We are not there yet
As much as we claim to live in a civilised society where we should not segregate people based on their medical condition, the truth of the matter is that there is still a considerable level of discrimination to persons suffering from some diseases, with HIV/Aids patient particularly sidelined.
Even more disturbing is the apparent lack of awareness among the young people of this country on how to live with their status as HIV infected persons. The society, in particular, has not made it easy for this group of people to feel as though they are part of it. You have probably heard of cases where a young person had quite a number of friends and lost them all or remained with either one or two as soon as he/she revealed his/her HIV status.
There is no questioning the fact that our young people are informed and have got all the education they need to know about HIV/Aids. However, for some unknown reason, quite a number of them still discriminate against their peers who have that medical condition. This is a typical case of being educated and not being learned. Furthermore, we advise you to always be aware of the importance of the symptoms of HIV.
Our future is at stake
These people are the future of this country and it is about time they learnt some virtues in the society such as being able to empathise with a sick person and being there for them instead of leaving them at their hour of need.
On the other hand, the young people of this great nation who have realised that they are HIV positive tend to isolate themselves for the very fear of discrimination. In isolated cases, some of them embark on the risky path of spreading the virus to unsuspecting friends.

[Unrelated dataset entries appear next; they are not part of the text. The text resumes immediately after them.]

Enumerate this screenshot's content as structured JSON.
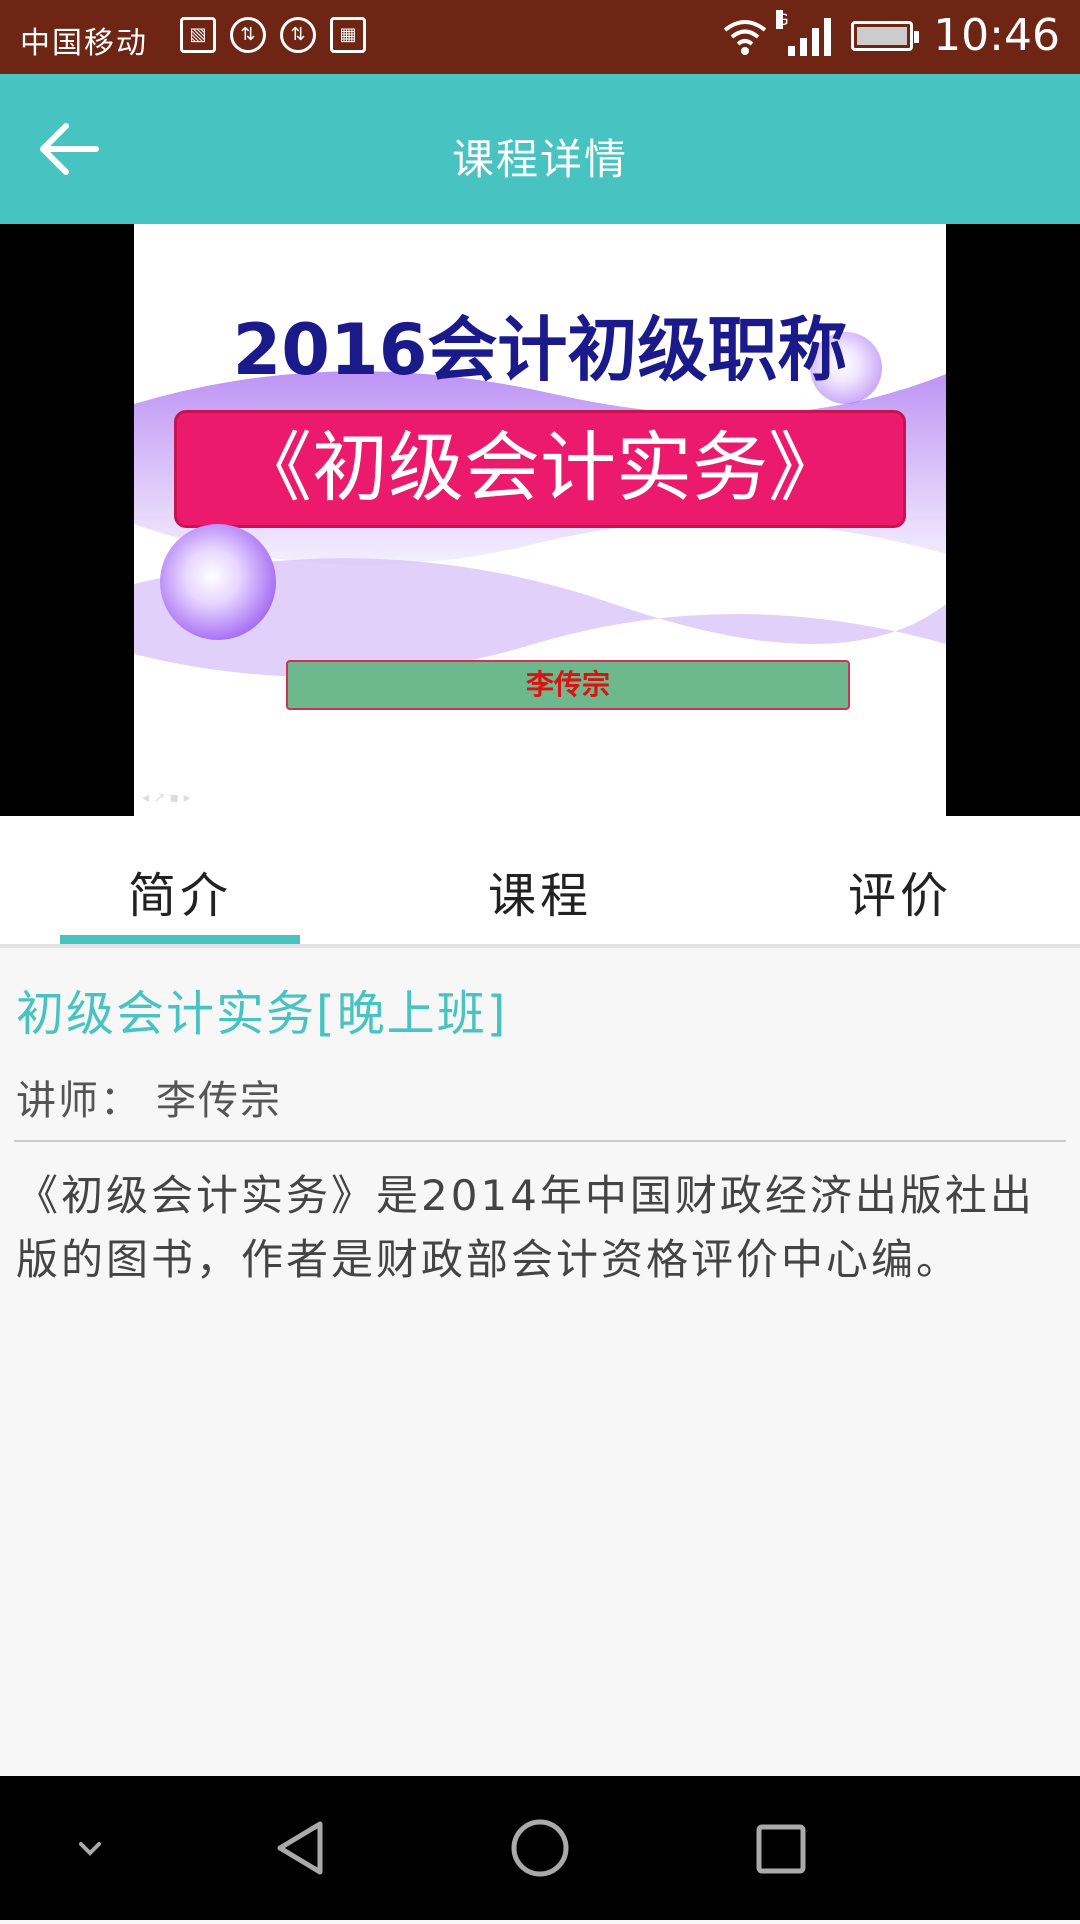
{
  "status_bar": {
    "carrier": "中国移动",
    "network_type": "G",
    "time": "10:46"
  },
  "toolbar": {
    "title": "课程详情",
    "back_icon": "arrow-left-icon"
  },
  "video": {
    "poster_year_title": "2016会计初级职称",
    "poster_book_title": "《初级会计实务》",
    "poster_teacher": "李传宗"
  },
  "tabs": [
    {
      "label": "简介",
      "active": true
    },
    {
      "label": "课程",
      "active": false
    },
    {
      "label": "评价",
      "active": false
    }
  ],
  "intro": {
    "course_title": "初级会计实务[晚上班]",
    "teacher_label": "讲师：",
    "teacher_name": "李传宗",
    "description": "《初级会计实务》是2014年中国财政经济出版社出版的图书，作者是财政部会计资格评价中心编。"
  },
  "colors": {
    "status_bar": "#6e2514",
    "accent": "#47c4c2",
    "nav_bar": "#000000"
  },
  "nav_bar": {
    "icons": [
      "chevron-down-icon",
      "back-triangle-icon",
      "home-circle-icon",
      "recents-square-icon"
    ]
  }
}
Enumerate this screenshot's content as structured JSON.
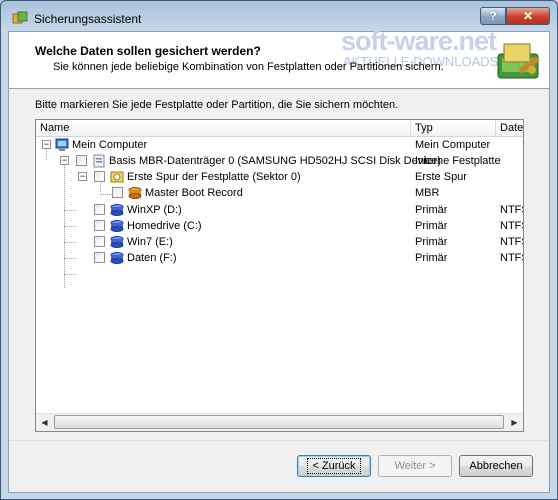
{
  "window": {
    "title": "Sicherungsassistent",
    "help_label": "?",
    "close_label": "✕"
  },
  "header": {
    "title": "Welche Daten sollen gesichert werden?",
    "subtitle": "Sie können jede beliebige Kombination von Festplatten oder Partitionen sichern.",
    "watermark": "soft-ware.net",
    "watermark_sub": "AKTUELLE DOWNLOADS"
  },
  "instruction": "Bitte markieren Sie jede Festplatte oder Partition, die Sie sichern möchten.",
  "table": {
    "columns": [
      "Name",
      "Typ",
      "Dateisystem"
    ],
    "rows": [
      {
        "name": "Mein Computer",
        "type": "Mein Computer",
        "fs": "",
        "icon": "computer-icon"
      },
      {
        "name": "Basis MBR-Datenträger 0 (SAMSUNG HD502HJ SCSI Disk Device)",
        "type": "Interne Festplatte",
        "fs": "",
        "icon": "disk-icon"
      },
      {
        "name": "Erste Spur der Festplatte (Sektor 0)",
        "type": "Erste Spur",
        "fs": "",
        "icon": "track-icon"
      },
      {
        "name": "Master Boot Record",
        "type": "MBR",
        "fs": "",
        "icon": "mbr-icon"
      },
      {
        "name": "WinXP (D:)",
        "type": "Primär",
        "fs": "NTFS",
        "icon": "partition-icon"
      },
      {
        "name": "Homedrive (C:)",
        "type": "Primär",
        "fs": "NTFS",
        "icon": "partition-icon"
      },
      {
        "name": "Win7 (E:)",
        "type": "Primär",
        "fs": "NTFS",
        "icon": "partition-icon"
      },
      {
        "name": "Daten (F:)",
        "type": "Primär",
        "fs": "NTFS",
        "icon": "partition-icon"
      }
    ]
  },
  "buttons": {
    "back": "< Zurück",
    "next": "Weiter >",
    "cancel": "Abbrechen"
  },
  "colors": {
    "title_bar": "#a9c2da",
    "close_button": "#c9402a",
    "partition_icon": "#3b63d1"
  }
}
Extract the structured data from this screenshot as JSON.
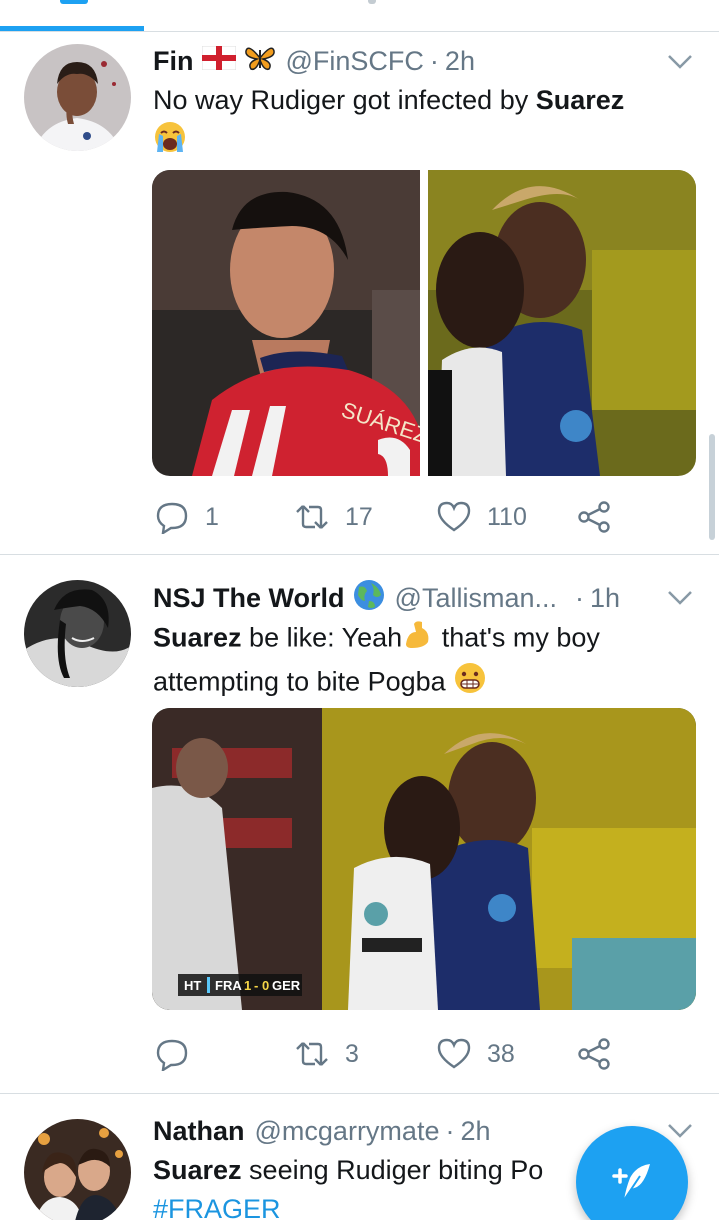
{
  "colors": {
    "accent": "#1da1f2",
    "text": "#14171a",
    "muted": "#657786",
    "divider": "#d8dee2"
  },
  "tweets": [
    {
      "name": "Fin",
      "handle": "@FinSCFC",
      "time": "2h",
      "badges": [
        "england-flag-icon",
        "butterfly-icon"
      ],
      "text_plain": "No way Rudiger got infected by ",
      "text_bold": "Suarez",
      "text_emoji": "loudly-crying-face-icon",
      "replies": "1",
      "retweets": "17",
      "likes": "110",
      "media": [
        "suarez-photo",
        "pogba-rudiger-photo"
      ],
      "jersey_text": "SUÁREZ"
    },
    {
      "name": "NSJ The World",
      "handle": "@Tallisman...",
      "time": "1h",
      "badges": [
        "globe-icon"
      ],
      "text_bold": "Suarez",
      "text_line1": " be like: Yeah",
      "text_line1b": " that's my boy",
      "text_line2": "attempting to bite Pogba ",
      "replies": "",
      "retweets": "3",
      "likes": "38",
      "media": [
        "rudiger-pogba-photo"
      ],
      "score": {
        "ht": "HT",
        "home": "FRA",
        "home_goals": "1",
        "sep": "-",
        "away_goals": "0",
        "away": "GER"
      }
    },
    {
      "name": "Nathan",
      "handle": "@mcgarrymate",
      "time": "2h",
      "text_bold": "Suarez",
      "text_line1": " seeing Rudiger biting Po",
      "hashtag": "#FRAGER"
    }
  ],
  "separator_dot": "·",
  "compose_button": "compose-tweet-icon"
}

All of these are brought about by a lack of an open forum where the youth can freely discuss their challenges in life and view HIV like just any other challenge they may encounter.